##### Provided material

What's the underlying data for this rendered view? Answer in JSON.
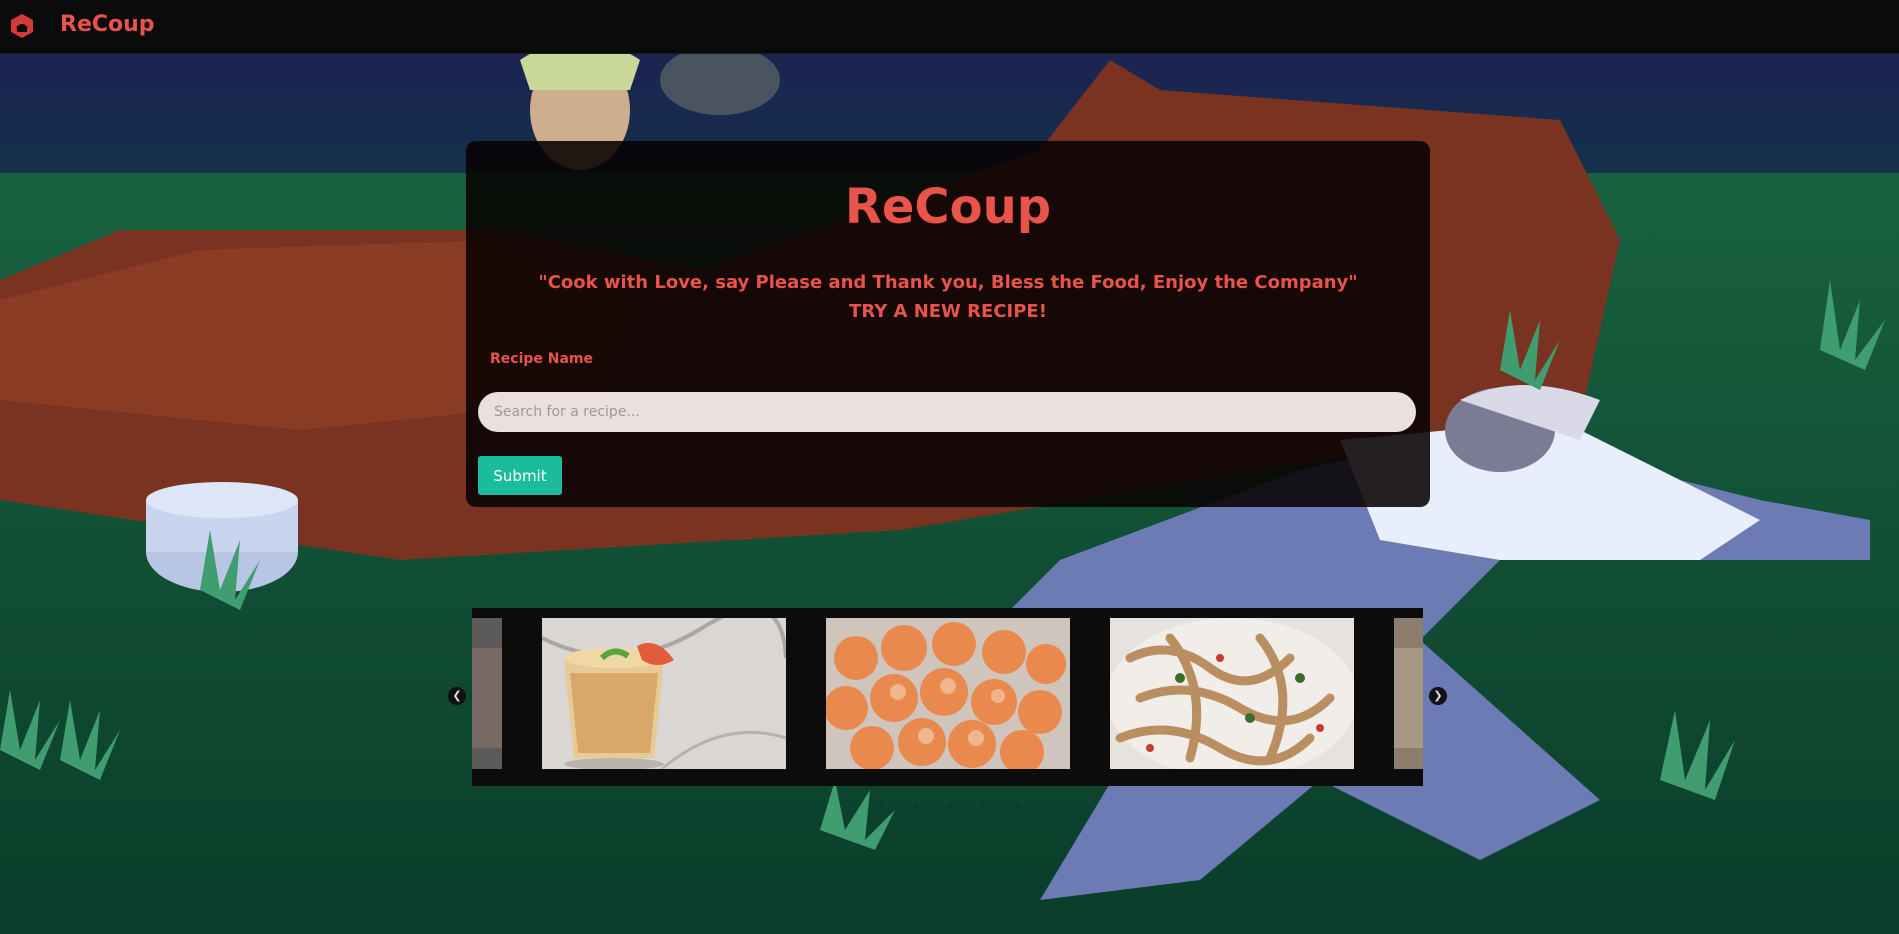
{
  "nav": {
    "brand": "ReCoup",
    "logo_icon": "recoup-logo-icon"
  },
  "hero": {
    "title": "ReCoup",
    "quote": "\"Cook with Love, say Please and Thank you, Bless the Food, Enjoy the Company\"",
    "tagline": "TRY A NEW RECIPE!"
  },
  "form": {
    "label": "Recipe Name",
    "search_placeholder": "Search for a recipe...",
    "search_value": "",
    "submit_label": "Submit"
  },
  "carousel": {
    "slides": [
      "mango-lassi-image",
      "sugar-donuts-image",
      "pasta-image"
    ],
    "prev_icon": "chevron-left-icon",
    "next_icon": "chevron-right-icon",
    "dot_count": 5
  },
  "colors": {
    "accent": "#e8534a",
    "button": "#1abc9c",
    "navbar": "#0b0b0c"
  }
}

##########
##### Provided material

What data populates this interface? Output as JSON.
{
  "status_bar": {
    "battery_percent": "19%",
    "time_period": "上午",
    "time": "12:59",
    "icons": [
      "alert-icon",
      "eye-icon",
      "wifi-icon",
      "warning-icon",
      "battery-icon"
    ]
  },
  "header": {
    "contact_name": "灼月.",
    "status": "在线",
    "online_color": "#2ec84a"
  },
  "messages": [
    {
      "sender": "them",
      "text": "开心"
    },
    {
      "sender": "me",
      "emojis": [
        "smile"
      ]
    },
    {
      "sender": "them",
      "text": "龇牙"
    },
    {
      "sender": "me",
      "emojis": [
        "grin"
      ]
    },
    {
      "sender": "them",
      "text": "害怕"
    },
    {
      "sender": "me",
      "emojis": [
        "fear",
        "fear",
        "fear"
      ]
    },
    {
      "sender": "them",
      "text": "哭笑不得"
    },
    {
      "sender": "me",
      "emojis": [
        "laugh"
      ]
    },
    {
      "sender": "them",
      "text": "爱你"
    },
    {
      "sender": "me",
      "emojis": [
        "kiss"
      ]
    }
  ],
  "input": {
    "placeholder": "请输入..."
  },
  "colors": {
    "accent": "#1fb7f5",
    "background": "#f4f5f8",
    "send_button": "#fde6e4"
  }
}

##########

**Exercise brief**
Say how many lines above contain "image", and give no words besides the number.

**Reply**
3